A handful of kale or any other green is a pretty standard smoothie ingredient these days – green is the colour of health and balance, after all.
But recent social media attention has been all over a deeper, green-blue colour, that which can only come from the likes of blue green algae. (You may be familiar with spiriulina, chlorella and kelp, which are types of blue green algae.)
Juice bars are turning out nut “mylks” tinged with blue, and Melbourne Australia’s Matcha Mylkbar recently made waves on Instagram with its Blue Majik latte, made with a spirulina extract. Everyone is crazy for algae!

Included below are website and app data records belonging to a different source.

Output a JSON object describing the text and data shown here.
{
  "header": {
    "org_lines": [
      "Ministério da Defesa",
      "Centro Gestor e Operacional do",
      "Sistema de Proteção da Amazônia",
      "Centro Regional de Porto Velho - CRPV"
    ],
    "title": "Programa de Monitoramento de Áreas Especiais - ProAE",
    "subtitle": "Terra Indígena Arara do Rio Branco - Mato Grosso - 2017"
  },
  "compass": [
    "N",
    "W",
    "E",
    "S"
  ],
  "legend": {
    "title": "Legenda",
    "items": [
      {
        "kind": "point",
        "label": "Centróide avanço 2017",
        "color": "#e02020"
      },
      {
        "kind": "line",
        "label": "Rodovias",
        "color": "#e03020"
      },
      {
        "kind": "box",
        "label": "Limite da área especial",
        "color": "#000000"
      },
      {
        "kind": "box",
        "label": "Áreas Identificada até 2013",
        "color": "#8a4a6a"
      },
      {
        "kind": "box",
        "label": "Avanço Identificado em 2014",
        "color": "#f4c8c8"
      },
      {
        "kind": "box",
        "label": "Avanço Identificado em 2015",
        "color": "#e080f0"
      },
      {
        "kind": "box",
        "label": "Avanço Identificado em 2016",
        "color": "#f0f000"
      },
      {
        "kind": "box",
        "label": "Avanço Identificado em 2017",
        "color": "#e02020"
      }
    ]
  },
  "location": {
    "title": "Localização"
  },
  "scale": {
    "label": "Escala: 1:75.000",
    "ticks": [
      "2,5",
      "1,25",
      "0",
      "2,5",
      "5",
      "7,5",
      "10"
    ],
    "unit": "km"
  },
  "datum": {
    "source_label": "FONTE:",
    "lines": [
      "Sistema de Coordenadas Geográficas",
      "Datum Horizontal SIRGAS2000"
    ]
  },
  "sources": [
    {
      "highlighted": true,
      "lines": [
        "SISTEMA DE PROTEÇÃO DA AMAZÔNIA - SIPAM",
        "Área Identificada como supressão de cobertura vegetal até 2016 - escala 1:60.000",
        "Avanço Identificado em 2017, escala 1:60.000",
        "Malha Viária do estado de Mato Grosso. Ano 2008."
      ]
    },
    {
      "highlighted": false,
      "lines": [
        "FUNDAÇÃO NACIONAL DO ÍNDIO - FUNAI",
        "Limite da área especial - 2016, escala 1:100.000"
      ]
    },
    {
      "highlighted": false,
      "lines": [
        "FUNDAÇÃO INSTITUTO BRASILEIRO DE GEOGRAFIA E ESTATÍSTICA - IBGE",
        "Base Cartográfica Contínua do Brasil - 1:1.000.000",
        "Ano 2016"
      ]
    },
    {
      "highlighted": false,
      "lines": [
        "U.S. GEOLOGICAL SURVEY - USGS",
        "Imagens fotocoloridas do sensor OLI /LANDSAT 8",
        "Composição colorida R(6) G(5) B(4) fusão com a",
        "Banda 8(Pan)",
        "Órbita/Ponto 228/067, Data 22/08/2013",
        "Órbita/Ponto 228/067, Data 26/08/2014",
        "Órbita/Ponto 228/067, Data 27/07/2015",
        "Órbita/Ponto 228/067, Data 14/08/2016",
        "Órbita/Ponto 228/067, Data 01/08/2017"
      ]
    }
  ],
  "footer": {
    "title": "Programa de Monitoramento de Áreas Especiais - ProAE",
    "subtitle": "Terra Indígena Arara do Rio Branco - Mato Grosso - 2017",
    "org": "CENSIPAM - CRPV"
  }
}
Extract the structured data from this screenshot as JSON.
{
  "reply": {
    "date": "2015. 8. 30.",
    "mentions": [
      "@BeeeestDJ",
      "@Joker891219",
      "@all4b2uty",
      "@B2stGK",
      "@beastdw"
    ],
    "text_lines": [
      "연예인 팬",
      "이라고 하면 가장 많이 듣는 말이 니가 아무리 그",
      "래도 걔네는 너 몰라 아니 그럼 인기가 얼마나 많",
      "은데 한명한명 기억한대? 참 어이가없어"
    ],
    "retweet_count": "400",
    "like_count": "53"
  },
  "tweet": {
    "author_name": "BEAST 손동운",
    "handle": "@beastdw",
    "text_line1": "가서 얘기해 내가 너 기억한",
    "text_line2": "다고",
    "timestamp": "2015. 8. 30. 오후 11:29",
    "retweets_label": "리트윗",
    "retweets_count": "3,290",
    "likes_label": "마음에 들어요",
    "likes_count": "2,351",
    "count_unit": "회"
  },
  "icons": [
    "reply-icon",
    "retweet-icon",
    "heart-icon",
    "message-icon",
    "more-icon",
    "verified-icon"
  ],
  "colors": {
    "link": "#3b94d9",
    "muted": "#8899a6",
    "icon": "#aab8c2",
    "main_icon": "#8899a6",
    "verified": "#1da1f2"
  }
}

Spirulina, the spiral-shaped, blue-green algae, is the most “user friendly” of blue green algaes. It dates back to the Aztecs in the fourteenth century, who used it to boost their energy. Spirulina has plenty of health benefits, and is an almost perfect post-workout food.
- Rich in protein: Containing all essential amino acids, spirulina is rich in usable protein. In fact, by weight, spirulina contains up to 70 per cent protein, and its protein is easily digested and utilized by the body.
- Vitamin-mineral-andantioxidant-rich: Spirulina is rich in B Vitamins, Vitamin K, iodine, calcium, iron, magnesium, manganese, selenium, potassium and zinc. Vitamin-and-mineral-rich foods have an alkalizing effect on the body. For this reason, spirulina can help to repair muscles post-workout.
- Anti-inflammatory: Spirulina is a source of Gamma-linolenic acid (GLA), an essential fatty acid that has been shown to prevent inflammation and protect DNA.
If you’re looking for a post-workout protein boost, try this take on a blue milk. It’s made with antioxidant-rich blueberries, spirulina, and has a little extra protein boost from your favourite vanilla plant-based protein.